Pavement's set began with birthday wishes for Stephen Malkmus, who from the crowd looked exactly the age he's always looked. "This is kind of a mystery," he said, mysteriously, by way of introduction. Bob Nastanovich (Pavement's own Flavor Flav) put it another way: "pretend you're in Spain and it's really fun!" Okay. They opened with "Cut Your Hair," Malkmus affected just the right lackadaisical smirk, shaking his hips, and later carelessly flinging his guitar around. After two false starts to "Rattled by the Rush," Malkmus apologized, "This is fucking pathetic, I'm sorry. I know we could skip this song." They didn't, and once the song finally got going some kid in the crowd* had a technical difficulty of his own and apparently passed out and/or puked or something; all I could see was a hole form in the crowd and then a bunch of people motioning towards it to get security's attention (Malkmus had dedicated the song to the security). After "In the Mouth of the Desert," Malkmus said, "I tried to sound like Guy Picciotto...did I?" Introducing "Silence Kit," he said "I don't even remember the start of the set anymore." Later, introducing "Spit on a Stranger," he said, "Fuck, I'm sorry, LCD Soundsystem had all this champagne backstage...I feel like a temp with no time to take a break." Which was his way of saying it was his birthday and he was mightily drunk. On "Unfair," he knocked his mic over swinging his guitar around; unrelated, Nastanovich sang one of the verses, screaming. (Nastanovich also got to scream lead, stalking the stage, on "Two States," which Malkmus introduced as "Tube Steaks.") On "Starlings of the Slipstream," Malkmus followed the bit about Vermont and Alaska with a mumbled "I fucked that part up" in place of the next line's lyrics.

It was definitely a show with a lot of rough edges and fuck ups, but the fuck ups really are essential to Pavement's charm, and they've always had a rep for sloppy live shows. They get away with it not just because nostalgia has made them untouchable, but because the songs are just so damn good. And the guys really can play when they're not just trashing things or jamming out with Nastanovich on slide whistle. And anyway, rock and roll needs more fucking up; too much polite professionalism just makes it seem so tame. It was still a nonchalantly triumphant set, and anthems like "Gold Soundz" and "Silence Kit" just felt like massive feel-good jams.
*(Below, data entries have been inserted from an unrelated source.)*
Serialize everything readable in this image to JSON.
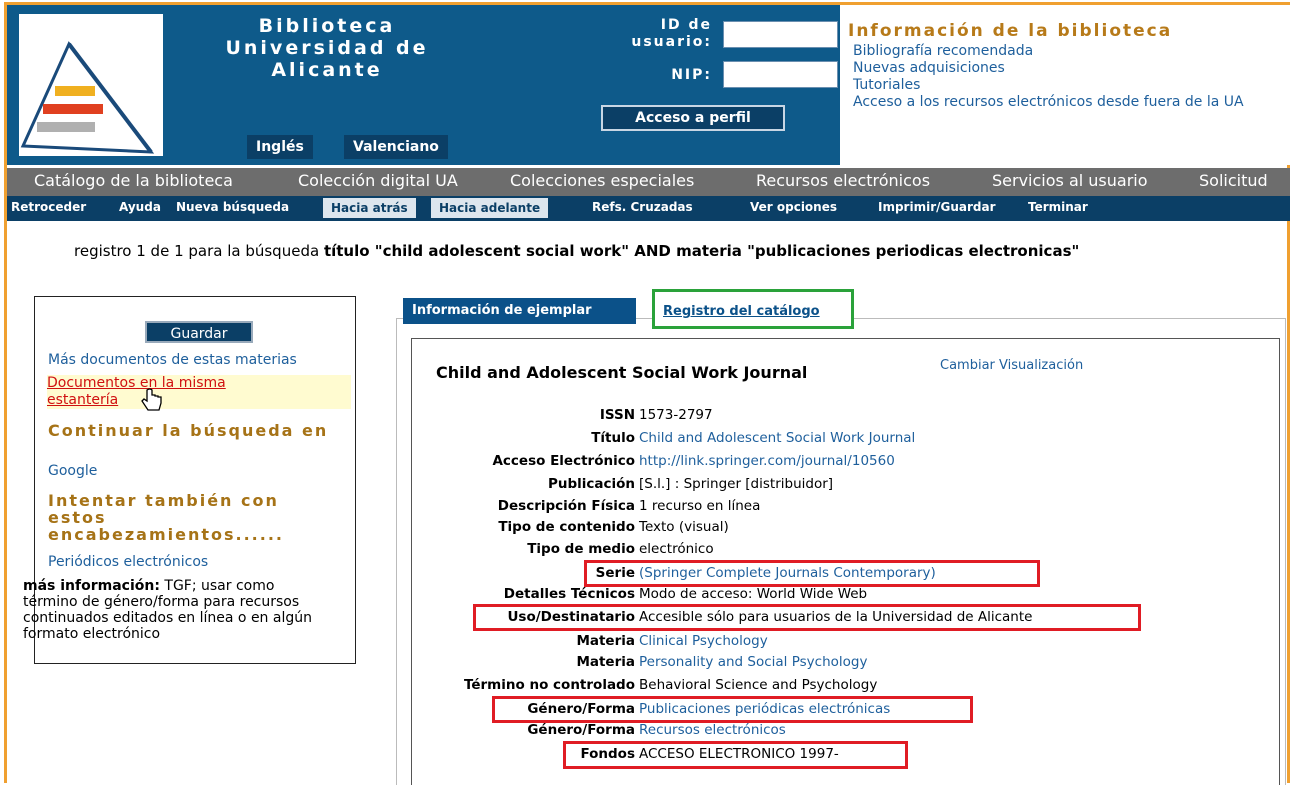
{
  "header": {
    "brand": [
      "Biblioteca",
      "Universidad de",
      "Alicante"
    ],
    "lang_buttons": [
      "Inglés",
      "Valenciano"
    ],
    "user_id_label": [
      "ID de",
      "usuario:"
    ],
    "pin_label": "NIP:",
    "profile_button": "Acceso a perfil"
  },
  "info": {
    "title": "Información de la biblioteca",
    "links": [
      "Bibliografía recomendada",
      "Nuevas adquisiciones",
      "Tutoriales",
      "Acceso a los recursos electrónicos desde fuera de la UA"
    ]
  },
  "nav_main": [
    "Catálogo de la biblioteca",
    "Colección digital UA",
    "Colecciones especiales",
    "Recursos electrónicos",
    "Servicios al usuario",
    "Solicitud"
  ],
  "nav_tools": [
    "Retroceder",
    "Ayuda",
    "Nueva búsqueda",
    "Hacia atrás",
    "Hacia adelante",
    "Refs. Cruzadas",
    "Ver opciones",
    "Imprimir/Guardar",
    "Terminar"
  ],
  "query": {
    "prefix": "registro 1 de 1 para la búsqueda ",
    "terms": "título \"child adolescent social work\" AND materia \"publicaciones periodicas electronicas\""
  },
  "left": {
    "save": "Guardar",
    "more_docs": "Más documentos de estas materias",
    "shelf_docs": "Documentos en la misma estantería",
    "continue_head": "Continuar la búsqueda en",
    "google": "Google",
    "try_head": "Intentar también con estos encabezamientos......",
    "periodicos": "Periódicos electrónicos",
    "more_info_label": "más información:",
    "more_info_text": " TGF; usar como término de género/forma para recursos continuados editados en línea o en algún formato electrónico"
  },
  "tabs": [
    "Información de ejemplar",
    "Registro del catálogo"
  ],
  "record": {
    "title": "Child and Adolescent Social Work Journal",
    "change_view": "Cambiar Visualización",
    "fields": [
      {
        "label": "ISSN",
        "value": "1573-2797",
        "link": false
      },
      {
        "label": "Título",
        "value": "Child and Adolescent Social Work Journal",
        "link": true
      },
      {
        "label": "Acceso Electrónico",
        "value": "http://link.springer.com/journal/10560",
        "link": true
      },
      {
        "label": "Publicación",
        "value": "[S.l.] : Springer [distribuidor]",
        "link": false
      },
      {
        "label": "Descripción Física",
        "value": "1 recurso en línea",
        "link": false
      },
      {
        "label": "Tipo de contenido",
        "value": "Texto (visual)",
        "link": false
      },
      {
        "label": "Tipo de medio",
        "value": "electrónico",
        "link": false
      },
      {
        "label": "Serie",
        "value": "(Springer Complete Journals Contemporary)",
        "link": true
      },
      {
        "label": "Detalles Técnicos",
        "value": "Modo de acceso: World Wide Web",
        "link": false
      },
      {
        "label": "Uso/Destinatario",
        "value": "Accesible sólo para usuarios de la Universidad de Alicante",
        "link": false
      },
      {
        "label": "Materia",
        "value": "Clinical Psychology",
        "link": true
      },
      {
        "label": "Materia",
        "value": "Personality and Social Psychology",
        "link": true
      },
      {
        "label": "Término no controlado",
        "value": "Behavioral Science and Psychology",
        "link": false
      },
      {
        "label": "Género/Forma",
        "value": "Publicaciones periódicas electrónicas",
        "link": true
      },
      {
        "label": "Género/Forma",
        "value": "Recursos electrónicos",
        "link": true
      },
      {
        "label": "Fondos",
        "value": "ACCESO ELECTRONICO 1997-",
        "link": false
      }
    ]
  },
  "colors": {
    "header_blue": "#0e5a8a",
    "nav_gray": "#6d6d6d",
    "nav_dark": "#0b3f66",
    "highlight_red": "#e01c24",
    "tab_green": "#2aa23a",
    "link_blue": "#1e5f9c"
  }
}
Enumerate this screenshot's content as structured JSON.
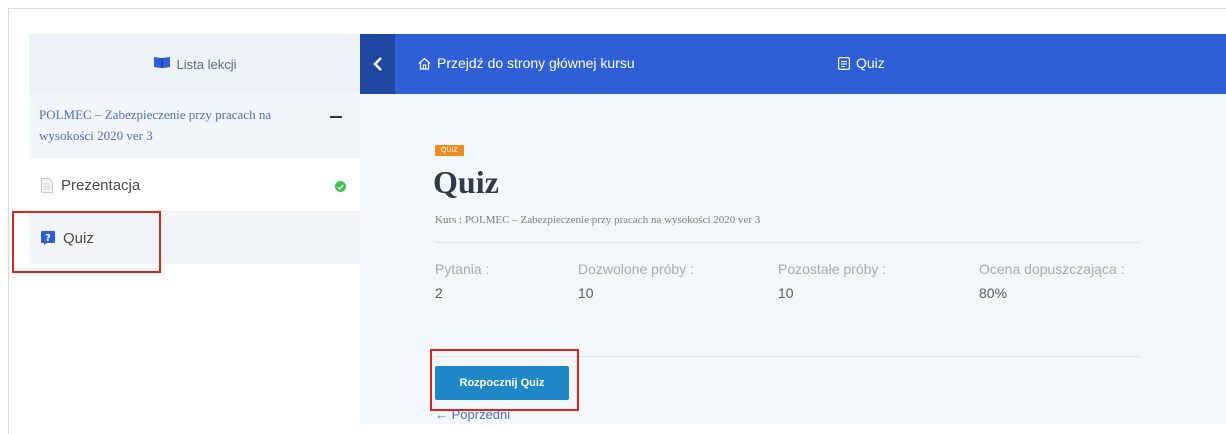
{
  "sidebar": {
    "header_label": "Lista lekcji",
    "course_title": "POLMEC – Zabezpieczenie przy pracach na wysokości 2020 ver 3",
    "lessons": [
      {
        "label": "Prezentacja",
        "completed": true,
        "icon": "document-icon"
      },
      {
        "label": "Quiz",
        "completed": false,
        "icon": "quiz-icon"
      }
    ]
  },
  "topbar": {
    "home_label": "Przejdź do strony głównej kursu",
    "quiz_label": "Quiz"
  },
  "main": {
    "badge": "QUIZ",
    "title": "Quiz",
    "course_info": "Kurs : POLMEC – Zabezpieczenie przy pracach na wysokości 2020 ver 3",
    "stats": [
      {
        "label": "Pytania :",
        "value": "2"
      },
      {
        "label": "Dozwolone próby :",
        "value": "10"
      },
      {
        "label": "Pozostałe próby :",
        "value": "10"
      },
      {
        "label": "Ocena dopuszczająca :",
        "value": "80%"
      }
    ],
    "start_button": "Rozpocznij Quiz",
    "prev_link": "← Poprzedni"
  },
  "colors": {
    "topbar": "#2f5fd6",
    "back_button": "#1f479f",
    "start_button": "#1f86c7",
    "badge": "#f08a24",
    "highlight": "#e2231a"
  }
}
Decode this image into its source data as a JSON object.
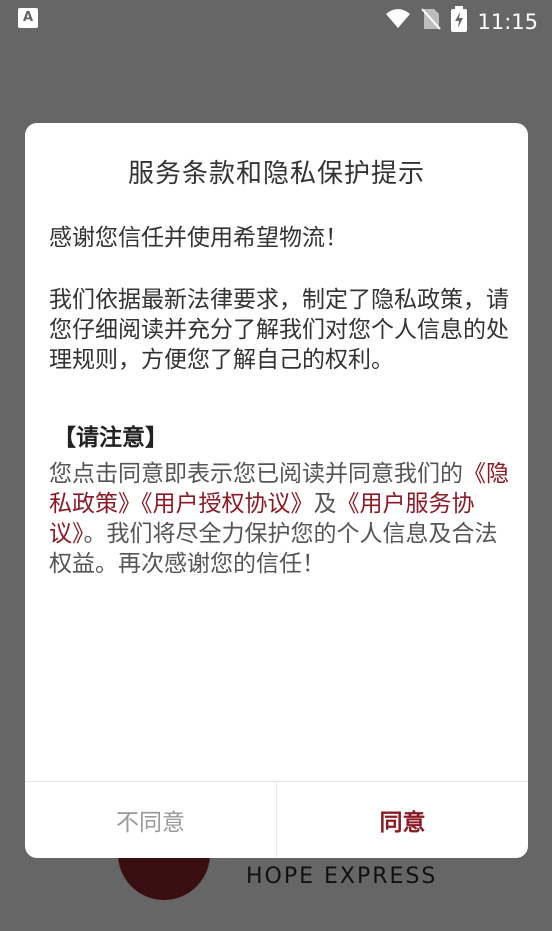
{
  "status_bar": {
    "notification_icon_letter": "A",
    "time": "11:15",
    "icons": [
      "wifi-icon",
      "no-sim-icon",
      "battery-charging-icon"
    ]
  },
  "background": {
    "logo_text": "HOPE EXPRESS"
  },
  "dialog": {
    "title": "服务条款和隐私保护提示",
    "thanks": "感谢您信任并使用希望物流！",
    "policy_text": "我们依据最新法律要求，制定了隐私政策，请您仔细阅读并充分了解我们对您个人信息的处理规则，方便您了解自己的权利。",
    "notice_title": "【请注意】",
    "notice_prefix": "您点击同意即表示您已阅读并同意我们的",
    "link_privacy": "《隐私政策》",
    "link_auth": "《用户授权协议》",
    "conjunction": "及",
    "link_service": "《用户服务协议》",
    "notice_suffix": "。我们将尽全力保护您的个人信息及合法权益。再次感谢您的信任！",
    "decline_label": "不同意",
    "agree_label": "同意"
  },
  "colors": {
    "accent": "#8b1a25",
    "overlay": "#666666"
  }
}
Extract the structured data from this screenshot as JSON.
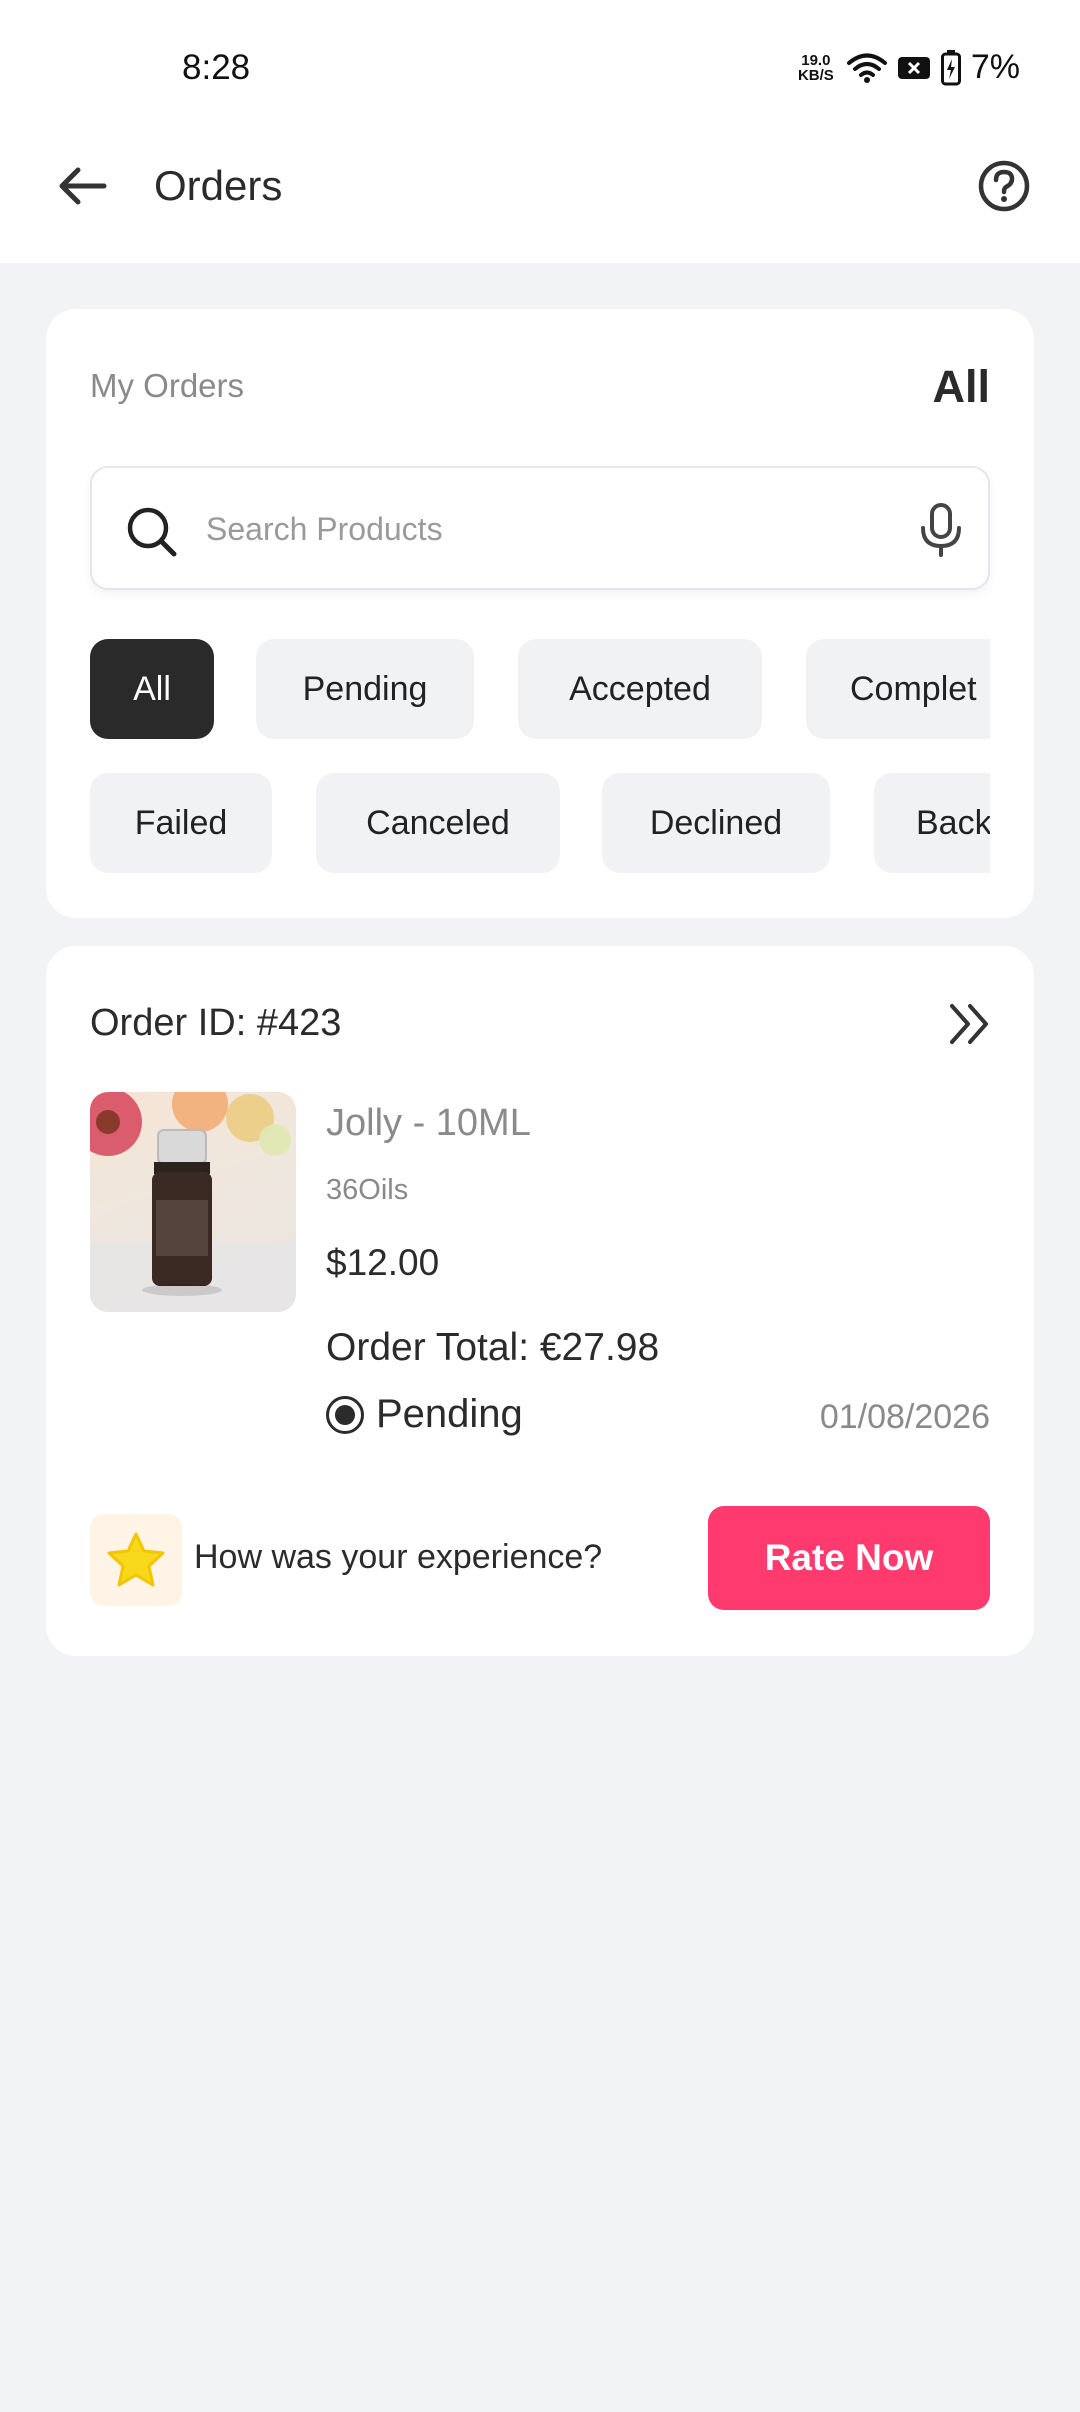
{
  "status_bar": {
    "time": "8:28",
    "net_speed_value": "19.0",
    "net_speed_unit": "KB/S",
    "battery": "7%"
  },
  "app_bar": {
    "title": "Orders",
    "back_icon": "arrow-left-icon",
    "help_icon": "question-circle-icon"
  },
  "filters": {
    "section_label": "My Orders",
    "current_filter": "All",
    "search": {
      "placeholder": "Search Products",
      "value": ""
    },
    "chips_row1": [
      "All",
      "Pending",
      "Accepted",
      "Complet"
    ],
    "chips_row2": [
      "Failed",
      "Canceled",
      "Declined",
      "Back"
    ],
    "active_chip": "All"
  },
  "order": {
    "id_label": "Order ID: #423",
    "product_name": "Jolly - 10ML",
    "brand": "36Oils",
    "price": "$12.00",
    "total": "Order Total: €27.98",
    "status": "Pending",
    "date": "01/08/2026",
    "rate_question": "How was your experience?",
    "rate_button": "Rate Now"
  },
  "colors": {
    "accent": "#ff3a6e",
    "chip_active_bg": "#2a2a2a",
    "chip_bg": "#f1f2f4",
    "page_bg": "#f2f3f5",
    "star": "#f7d81a"
  }
}
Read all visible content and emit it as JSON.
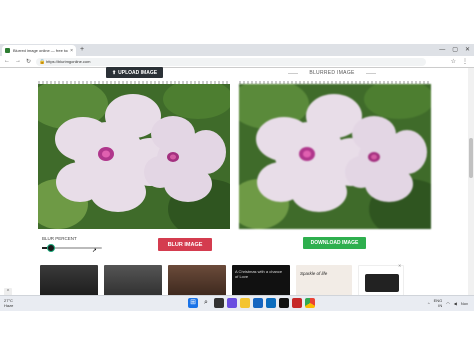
{
  "browser": {
    "tab_title": "Blurred image online — free tool",
    "tab_close": "×",
    "new_tab": "+",
    "window_controls": [
      "—",
      "▢",
      "✕"
    ],
    "url": "https://blurimgonline.com",
    "nav_glyphs": [
      "←",
      "→",
      "↻"
    ],
    "right_glyphs": [
      "☆",
      "⋮"
    ]
  },
  "page": {
    "upload_label": "UPLOAD IMAGE",
    "upload_icon": "⬆",
    "blurred_label": "BLURRED IMAGE",
    "blur_percent_label": "BLUR PERCENT",
    "blur_percent_value": 0.08,
    "blur_button": "BLUR IMAGE",
    "download_button": "DOWNLOAD IMAGE",
    "scroll_up": "^"
  },
  "ads": {
    "tile_text_1": "A Christmas with a chance of Love",
    "tile_text_2": "Sparkle of life",
    "close": "✕"
  },
  "taskbar": {
    "weather_temp": "27°C",
    "weather_desc": "Haze",
    "tray_lang": "ENG",
    "tray_region": "IN",
    "tray_notify": "Nov"
  },
  "colors": {
    "upload_bg": "#2b3137",
    "blur_bg": "#d43c4f",
    "download_bg": "#2eaf4e",
    "slider_accent": "#19a87a"
  }
}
Here's what I can make of the set list (which, as Kirby noted, included a few odd deep cuts and one Spiral Stairs song):

"Cut Your Hair"
"Trigger Cut"
"Rattled by the Rush"
"Father to a Sister of a Thought"
"In the Mouth of a Desert"
"Kennel District"
"Silence Kit"
"Date with IKEA"
"Spit on a Stranger"
"Starlings of the Slipstream"
"We Dance"
"Gold Soundz"
"Two States"
"Range Life"
"Summer Babe"
"Shady Lane"
"Stop Breathin'"

*Possibly one of the World's Two Drunkest Kids(TM), Drunk Boy and Drunk Girl, who were standing/hunching behind me/on me earlier in the set, looking like they might heave or hit the ground at any moment.